* Instructions for the task
Scan the data below and give the number of lines that include the word "Cristian", with no other words.

* Dataset extract
-.-.-

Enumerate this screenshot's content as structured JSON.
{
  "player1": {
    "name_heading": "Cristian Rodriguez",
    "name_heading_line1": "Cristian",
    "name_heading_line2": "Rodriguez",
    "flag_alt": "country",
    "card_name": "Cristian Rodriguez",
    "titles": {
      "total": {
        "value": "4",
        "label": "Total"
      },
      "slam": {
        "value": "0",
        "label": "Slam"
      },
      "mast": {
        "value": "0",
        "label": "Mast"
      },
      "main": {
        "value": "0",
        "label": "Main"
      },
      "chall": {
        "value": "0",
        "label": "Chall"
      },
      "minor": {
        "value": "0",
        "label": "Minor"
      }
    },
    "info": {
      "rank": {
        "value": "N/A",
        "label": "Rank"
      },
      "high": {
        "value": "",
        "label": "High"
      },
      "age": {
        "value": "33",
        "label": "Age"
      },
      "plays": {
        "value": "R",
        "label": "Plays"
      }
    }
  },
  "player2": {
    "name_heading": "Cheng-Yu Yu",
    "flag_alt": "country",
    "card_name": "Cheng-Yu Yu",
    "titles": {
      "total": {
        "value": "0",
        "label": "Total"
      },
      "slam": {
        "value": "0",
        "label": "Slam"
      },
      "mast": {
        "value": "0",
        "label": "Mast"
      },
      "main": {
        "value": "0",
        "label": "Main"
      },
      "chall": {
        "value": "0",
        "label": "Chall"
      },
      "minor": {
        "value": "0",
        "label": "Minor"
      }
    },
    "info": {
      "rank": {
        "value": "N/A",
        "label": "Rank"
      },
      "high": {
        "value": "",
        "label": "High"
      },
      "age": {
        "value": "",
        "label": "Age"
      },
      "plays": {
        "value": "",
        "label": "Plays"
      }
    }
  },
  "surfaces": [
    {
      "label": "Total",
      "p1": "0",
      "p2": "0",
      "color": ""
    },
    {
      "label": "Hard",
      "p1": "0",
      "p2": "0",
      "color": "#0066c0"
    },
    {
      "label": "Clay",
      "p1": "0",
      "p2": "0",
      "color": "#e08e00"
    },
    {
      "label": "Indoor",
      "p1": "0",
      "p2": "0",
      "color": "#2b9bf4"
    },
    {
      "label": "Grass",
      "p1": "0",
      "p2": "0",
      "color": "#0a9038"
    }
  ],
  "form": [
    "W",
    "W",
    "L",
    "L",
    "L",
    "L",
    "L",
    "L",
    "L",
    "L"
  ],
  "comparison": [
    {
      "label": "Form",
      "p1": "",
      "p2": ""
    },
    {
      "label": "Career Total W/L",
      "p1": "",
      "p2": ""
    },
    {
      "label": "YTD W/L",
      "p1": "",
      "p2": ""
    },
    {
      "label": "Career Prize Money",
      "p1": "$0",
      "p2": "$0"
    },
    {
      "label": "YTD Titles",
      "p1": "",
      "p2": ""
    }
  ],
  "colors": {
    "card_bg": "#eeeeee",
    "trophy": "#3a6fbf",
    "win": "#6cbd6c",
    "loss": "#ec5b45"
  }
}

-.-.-

* Answer box
3